Start of Stored data

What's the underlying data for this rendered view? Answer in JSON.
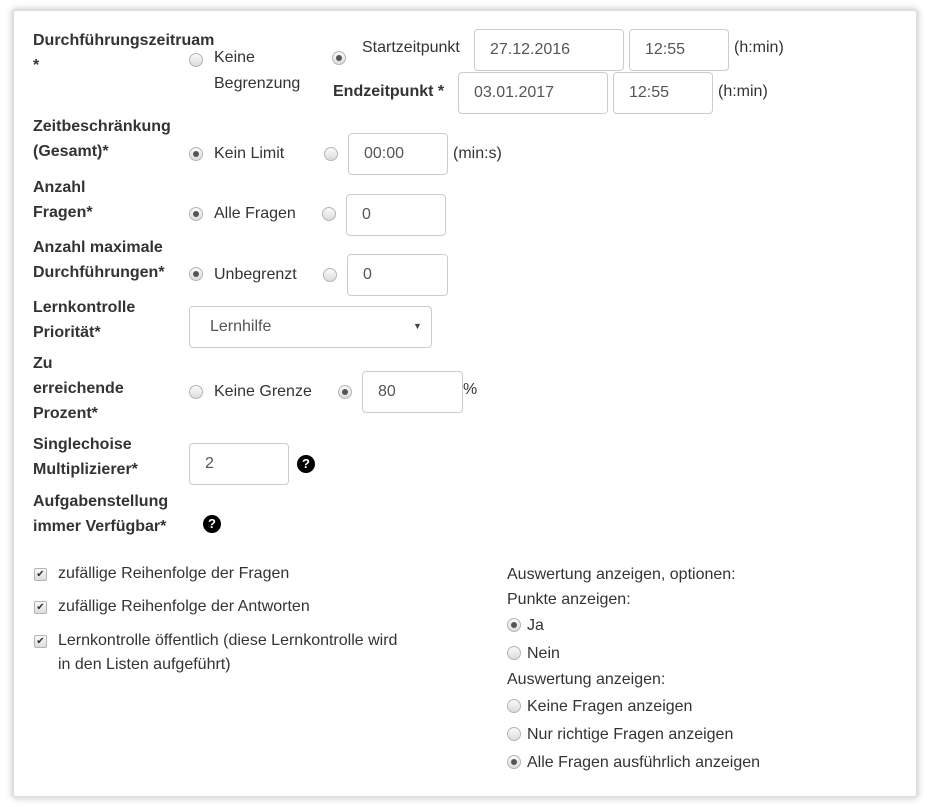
{
  "period": {
    "label": "Durchführungszeitruam",
    "required": "*",
    "no_limit": "Keine",
    "no_limit2": "Begrenzung",
    "start_label": "Startzeitpunkt",
    "start_date": "27.12.2016",
    "start_time": "12:55",
    "time_unit": "(h:min)",
    "end_label": "Endzeitpunkt *",
    "end_date": "03.01.2017",
    "end_time": "12:55",
    "selected": "start"
  },
  "time_limit": {
    "label1": "Zeitbeschränkung",
    "label2": "(Gesamt)*",
    "option": "Kein Limit",
    "value": "00:00",
    "unit": "(min:s)",
    "selected": "no_limit"
  },
  "questions": {
    "label1": "Anzahl",
    "label2": "Fragen*",
    "option": "Alle Fragen",
    "value": "0",
    "selected": "all"
  },
  "max_runs": {
    "label1": "Anzahl maximale",
    "label2": "Durchführungen*",
    "option": "Unbegrenzt",
    "value": "0",
    "selected": "unlimited"
  },
  "priority": {
    "label1": "Lernkontrolle",
    "label2": "Priorität*",
    "value": "Lernhilfe"
  },
  "percent": {
    "label1": "Zu",
    "label2": "erreichende",
    "label3": "Prozent*",
    "option": "Keine Grenze",
    "value": "80",
    "unit": "%",
    "selected": "value"
  },
  "multiplier": {
    "label1": "Singlechoise",
    "label2": "Multiplizierer*",
    "value": "2",
    "help": "?"
  },
  "task": {
    "label1": "Aufgabenstellung",
    "label2": "immer Verfügbar*",
    "help": "?"
  },
  "checkboxes": [
    {
      "label": "zufällige Reihenfolge der Fragen",
      "checked": true
    },
    {
      "label": "zufällige Reihenfolge der Antworten",
      "checked": true
    },
    {
      "label": "Lernkontrolle öffentlich (diese Lernkontrolle wird",
      "label2": "in den Listen aufgeführt)",
      "checked": true
    }
  ],
  "evaluation": {
    "title": "Auswertung anzeigen, optionen:",
    "points_label": "Punkte anzeigen:",
    "yes": "Ja",
    "no": "Nein",
    "show_label": "Auswertung anzeigen:",
    "opt1": "Keine Fragen anzeigen",
    "opt2": "Nur richtige Fragen anzeigen",
    "opt3": "Alle Fragen ausführlich anzeigen",
    "points_selected": "yes",
    "show_selected": "opt3"
  },
  "check_glyph": "✔"
}
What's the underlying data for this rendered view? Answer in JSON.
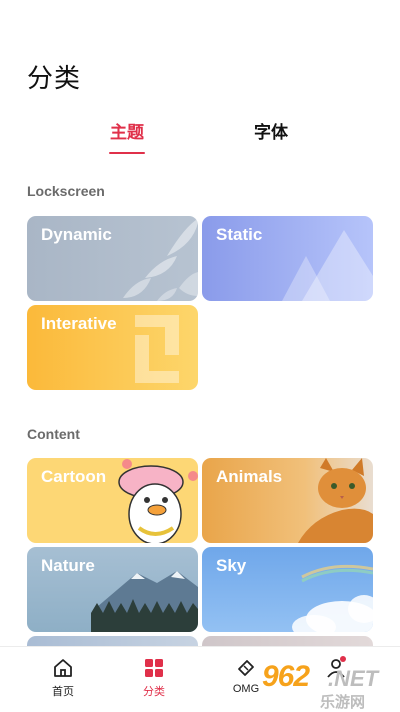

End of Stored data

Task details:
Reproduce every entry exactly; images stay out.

Solution for this exercise:
What's the underlying data for this rendered view? Answer in JSON.
{
  "period": {
    "label": "Durchführungszeitruam",
    "required": "*",
    "no_limit": "Keine",
    "no_limit2": "Begrenzung",
    "start_label": "Startzeitpunkt",
    "start_date": "27.12.2016",
    "start_time": "12:55",
    "time_unit": "(h:min)",
    "end_label": "Endzeitpunkt *",
    "end_date": "03.01.2017",
    "end_time": "12:55",
    "selected": "start"
  },
  "time_limit": {
    "label1": "Zeitbeschränkung",
    "label2": "(Gesamt)*",
    "option": "Kein Limit",
    "value": "00:00",
    "unit": "(min:s)",
    "selected": "no_limit"
  },
  "questions": {
    "label1": "Anzahl",
    "label2": "Fragen*",
    "option": "Alle Fragen",
    "value": "0",
    "selected": "all"
  },
  "max_runs": {
    "label1": "Anzahl maximale",
    "label2": "Durchführungen*",
    "option": "Unbegrenzt",
    "value": "0",
    "selected": "unlimited"
  },
  "priority": {
    "label1": "Lernkontrolle",
    "label2": "Priorität*",
    "value": "Lernhilfe"
  },
  "percent": {
    "label1": "Zu",
    "label2": "erreichende",
    "label3": "Prozent*",
    "option": "Keine Grenze",
    "value": "80",
    "unit": "%",
    "selected": "value"
  },
  "multiplier": {
    "label1": "Singlechoise",
    "label2": "Multiplizierer*",
    "value": "2",
    "help": "?"
  },
  "task": {
    "label1": "Aufgabenstellung",
    "label2": "immer Verfügbar*",
    "help": "?"
  },
  "checkboxes": [
    {
      "label": "zufällige Reihenfolge der Fragen",
      "checked": true
    },
    {
      "label": "zufällige Reihenfolge der Antworten",
      "checked": true
    },
    {
      "label": "Lernkontrolle öffentlich (diese Lernkontrolle wird",
      "label2": "in den Listen aufgeführt)",
      "checked": true
    }
  ],
  "evaluation": {
    "title": "Auswertung anzeigen, optionen:",
    "points_label": "Punkte anzeigen:",
    "yes": "Ja",
    "no": "Nein",
    "show_label": "Auswertung anzeigen:",
    "opt1": "Keine Fragen anzeigen",
    "opt2": "Nur richtige Fragen anzeigen",
    "opt3": "Alle Fragen ausführlich anzeigen",
    "points_selected": "yes",
    "show_selected": "opt3"
  },
  "check_glyph": "✔"
}
What's the underlying data for this rendered view? Answer in JSON.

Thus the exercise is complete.